Protecting Roadside Workers: Field Evaluation of Flares, Cones, and Tow Truck Light Patterns

This report documents a study with three aims: evaluate the effectiveness of flares or cones in combination with two different tow truck lighting systems; survey workers regarding use of flares and cones; and document available and potential countermeasures.

January 2023

Suggested Citation


  • Richard D. Blomberg

  • Timothy J. Wright

  • Kraig Finstad

  • Emily Brunsen

  • Ron Van Houten

  • Nastaran Radmehr

  • Juan Yepez

  • Terry Johnson


Between 2011 and 2016, motor vehicle towing workers were killed while operating on the roadway at an annual rate of 42.9 deaths per 100,000 full-time equivalent workers—far greater than the rate for all other industries (2.9 per 100,000 full-time workers). While all 50 States have Slow Down and Move Over laws, most do not cover all vehicles at the roadside, and motorist awareness and compliance may be inconsistent. There is a need for additional research on countermeasures to improve the safety of towing and recovery personnel.

This study aimed to do the following:

  • Evaluate the extent to which motorists passing a tow truck slowed down and moved over, day and night, in response to the deployment of flares or cones in combination with two different tow truck light systems.
  • Survey road service personnel regarding their attitudes, experience with, and willingness to use flares and cones.

Document available and potential countermeasures that could be deployed for protection when operating along the roadside.

Key Findings

Evaluation of Flares and Cones in Combination with Two Different Light Patterns

Lane Occupancy

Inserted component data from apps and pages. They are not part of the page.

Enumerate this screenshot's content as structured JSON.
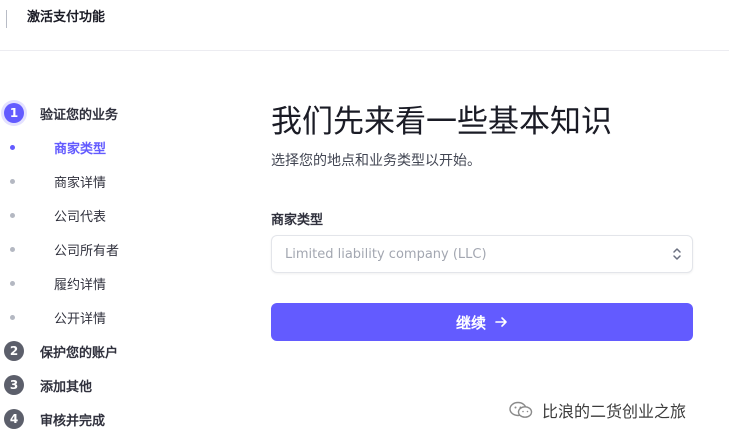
{
  "topbar": {
    "title": "激活支付功能"
  },
  "sidebar": {
    "steps": [
      {
        "number": "1",
        "label": "验证您的业务",
        "active": true
      },
      {
        "number": "2",
        "label": "保护您的账户",
        "active": false
      },
      {
        "number": "3",
        "label": "添加其他",
        "active": false
      },
      {
        "number": "4",
        "label": "审核并完成",
        "active": false
      }
    ],
    "substeps": [
      {
        "label": "商家类型",
        "active": true
      },
      {
        "label": "商家详情",
        "active": false
      },
      {
        "label": "公司代表",
        "active": false
      },
      {
        "label": "公司所有者",
        "active": false
      },
      {
        "label": "履约详情",
        "active": false
      },
      {
        "label": "公开详情",
        "active": false
      }
    ]
  },
  "main": {
    "heading": "我们先来看一些基本知识",
    "subheading": "选择您的地点和业务类型以开始。",
    "business_type_label": "商家类型",
    "business_type_value": "Limited liability company (LLC)",
    "continue_label": "继续"
  },
  "watermark": {
    "text": "比浪的二货创业之旅"
  },
  "colors": {
    "accent": "#635bff",
    "text": "#30313d",
    "muted": "#a3a7b1"
  }
}
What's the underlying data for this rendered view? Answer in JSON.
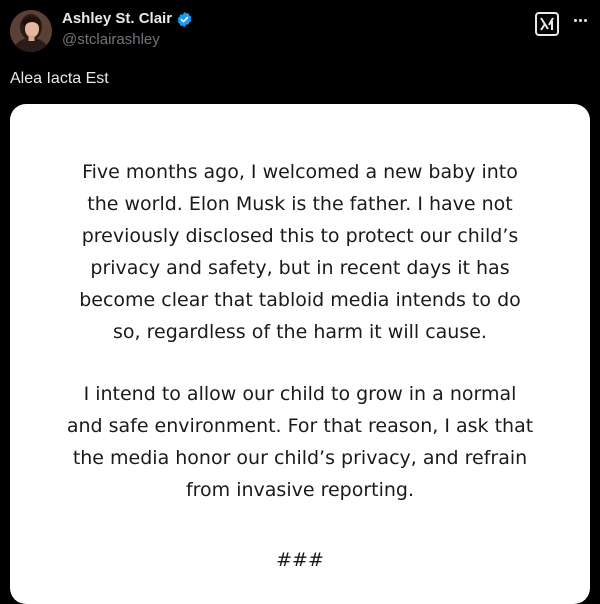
{
  "post": {
    "author": {
      "display_name": "Ashley St. Clair",
      "handle": "@stclairashley",
      "verified": true,
      "avatar_icon": "profile-photo"
    },
    "actions": {
      "grok_icon": "grok-icon",
      "more_icon": "more-options-icon"
    },
    "text": "Alea Iacta Est",
    "image": {
      "paragraph_1": [
        "Five months ago, I welcomed a new baby into",
        "the world. Elon Musk is the father. I have not",
        "previously disclosed this to protect our child’s",
        "privacy and safety, but in recent days it has",
        "become clear that tabloid media intends to do",
        "so, regardless of the harm it will cause."
      ],
      "paragraph_2": [
        "I intend to allow our child to grow in a normal",
        "and safe environment. For that reason, I ask that",
        "the media honor our child’s privacy, and refrain",
        "from invasive reporting."
      ],
      "closing": "###"
    }
  },
  "colors": {
    "background": "#000000",
    "primary_text": "#e7e9ea",
    "secondary_text": "#71767b",
    "verified_badge": "#1d9bf0",
    "card_background": "#ffffff",
    "card_text": "#1a1a1a"
  }
}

  • Neither flares nor cones produced a significant change in the occupancy of Lane 1 during the day.
  • When flares were added to the truck displaying the Daytime light pattern at night, the occupancy of Lane 1 decreased significantly beyond the level achieved by the truck and Daytime lights alone. The addition of cones, however, produced only a very small additional reduction that did not reach statistical significance.
  • When paired with the Nighttime light pattern at night, both flares and cones yielded a large and statistically reliable shift out of Lane 1 beyond what occurred with the truck alone.

Speed and Lateral Position

  • When flares or cones were added to the Daytime light pattern at night, both were associated with significant increases in Lane 1 speeds and decreases in lateral distance. In contrast, when added to the Nighttime light pattern, both cones and flares showed decreases in Lane 1 speed, although only the latter reached statistical reliability. Flares also resulted in a larger lateral distance of passing vehicles while cones yielded a small decrease in that measure, although neither of the changes reached statistical reliability.

Survey of Towing Industry Personnel

  • Results of the survey suggest that overall industry personnel attitudes towards flares and cones are largely favorable and the majority use these countermeasures in a variety of situations.
  • Making deployment easier and having laws requiring use were indicated by respondents as motivators for regularly using flares and cones. Making cone retrieval easier and reducing the expense of flares were also particularly popular motivators.

Review of Countermeasures

  • A total of 42 available and prospective countermeasures with potential to reduce the risk to roadside service and incident response personnel were identified.
  • Some countermeasures were products that could currently be purchased and others were at various levels of technology readiness, ranging from nascent ideas to products under development.


On-road Study

An on-road experiment assessed the behavior of motorists passing a roadside incident with varying combinations of flares or cones, and two different light patterns: a Daytime light pattern representative of the emergency lighting currently in widespread use and a Nighttime light pattern designed to avoid masking road safety personnel working at the roadside at night. The staged incident consisted of a flatbed tow truck with the Daytime or Nighttime light pattern activated, 6 ft in front of a silver sedan with hazard flashers operating, on the shoulder of a multilane, limited access highway. The Daytime light pattern was evaluated in both day and night conditions; the Nighttime pattern was only evaluated at night. A second test condition consisted of the deployment of three current-generation flares or retroreflective and fluorescent cones in a taper pattern behind the sedan. Video data collected in December 2021 was processed using computer vision techniques to estimate lane occupancies and speed and lateral position of vehicles in Lane 1, the driving lane closest to the shoulder (Lanes 2 and 3 were farther adjacent).


An online survey was conducted to collect attitudinal data from a sample of industry personnel regarding slow down and move over laws and attitudes and likely use data on cones and flares. A total of 227 respondents completed the survey. The analysis focused on respondents currently working in the towing industry (N = 208).

Review of Countermeasures

A review was conducted to examine the state-of-the-art of countermeasures with potential to reduce the risk of crashes between roadside service technicians and incident response personnel and passing vehicles. For each countermeasure identified, project staff assessed its availability, its technology readiness, its cost, and its amenability to valid research to determine its effectiveness within the scope of the project.

Suggested Citation


Richard D. Blomberg

Timothy J. Wright

Kraig Finstad

Emily Brunsen

Ron Van Houten

Nastaran Radmehr

Juan Yepez

Terry Johnson